In any project, the primary focus is to manage the triple constraints of scope, time and cost whilst producing the best outcomes to the overall project.
Often though the focus on scope, time and cost can take away from the attention that needs to be provided to the supporting functions required to generate certainty of successful outcomes.
Paul Merton, facilitator of Engineering Education Australia’s Enhancing Project Performance course defines generating certainty as “getting the quality right, managing expectations through effective communication, managing risks to project success and making sure that the procurement of necessary goods and services is managed in accordance with project requirements.”
According to Merton, there are four key elements that challenge project managers and require enhanced skills to effectively manage projects. These elements are as follows.

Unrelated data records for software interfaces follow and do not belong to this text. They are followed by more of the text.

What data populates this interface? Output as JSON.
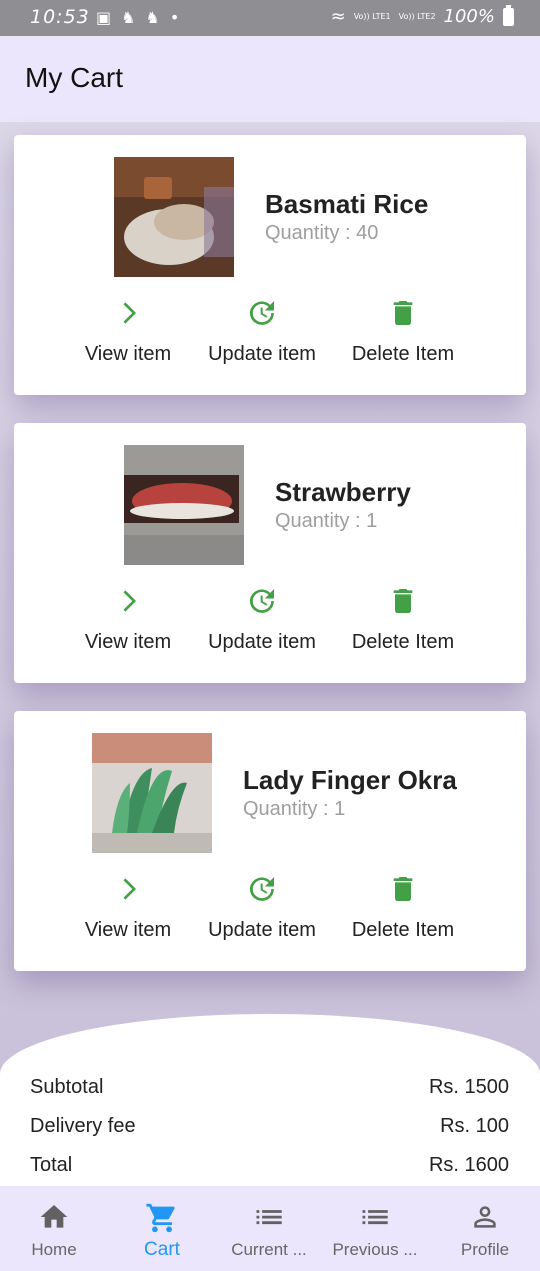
{
  "status_bar": {
    "time": "10:53",
    "battery": "100%",
    "sim1": "Vo)) LTE1",
    "sim2": "Vo)) LTE2"
  },
  "app_bar": {
    "title": "My Cart"
  },
  "cart_items": [
    {
      "name": "Basmati Rice",
      "quantity": "Quantity : 40"
    },
    {
      "name": "Strawberry",
      "quantity": "Quantity : 1"
    },
    {
      "name": "Lady Finger Okra",
      "quantity": "Quantity : 1"
    }
  ],
  "actions": {
    "view": "View item",
    "update": "Update item",
    "delete": "Delete Item"
  },
  "summary": {
    "subtotal_label": "Subtotal",
    "subtotal_value": "Rs. 1500",
    "delivery_label": "Delivery fee",
    "delivery_value": "Rs. 100",
    "total_label": "Total",
    "total_value": "Rs. 1600"
  },
  "bottom_nav": [
    {
      "label": "Home",
      "icon": "home-icon"
    },
    {
      "label": "Cart",
      "icon": "cart-icon"
    },
    {
      "label": "Current ...",
      "icon": "list-icon"
    },
    {
      "label": "Previous ...",
      "icon": "list-icon"
    },
    {
      "label": "Profile",
      "icon": "person-icon"
    }
  ],
  "colors": {
    "accent_green": "#43a047",
    "active_blue": "#2196f3",
    "appbar_bg": "#ece6fc"
  }
}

Quality standards for the project may be dictated by industry or legislated standards. They may also be based on the unique requirements of the customer. In either case, it is essential that specific quality standards are understood at all levels and that appropriate actions are built into the project plan to create and verify products of the required quality.

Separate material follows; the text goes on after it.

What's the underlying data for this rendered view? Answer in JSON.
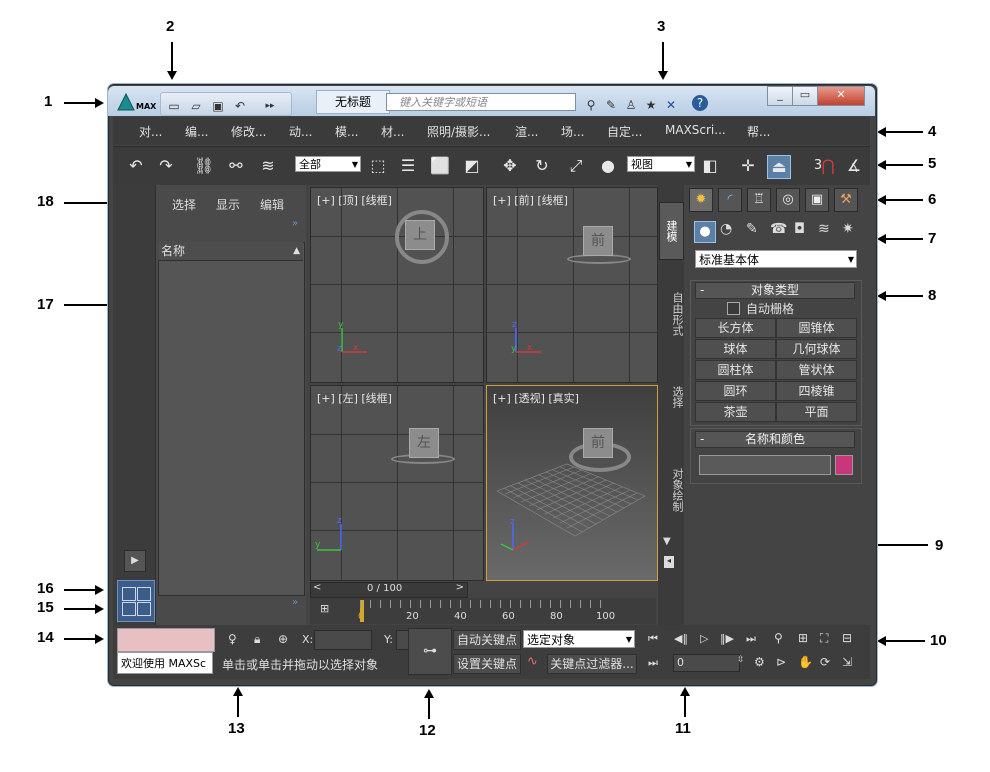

Communication is basic to understanding the requirements of customers and key stakeholders and to ensuring their satisfaction with project deliverables. Proper consultation, reporting and stakeholder feedback should be built into the project plan to ensure both product success and, most importantly a strong positive relationship with customers and stakeholders.
Risk is a factor which impacts every project. As such, it is imperative that significant risks are identified and effective management actions put into place to minimise the danger of negative risk and to maximise opportunities within the project. Put simply, success doesn’t happen merely because it is intended but because it is managed.
Procurement of key project inputs (goods and services) requires careful consideration of requirements and development of associated selection criteria, a procurement plan (what, when, how) outlining how the necessary goods and services are to be acquired, selection and engagement of contractors/suppliers and the management of contractors/suppliers throughout delivery. Managing procurement is a project in itself and forms a significant component of major projects.
Paul Merton is the facilitator of Engineering Education Australia’s Enhancing Project Performance course. Sign up to one of our public courses or request an in-house booking by calling (03) 9321 1767.
Brisbane – 4 May 2017
Melbourne – 16 May 2017
Perth – 25 May 2017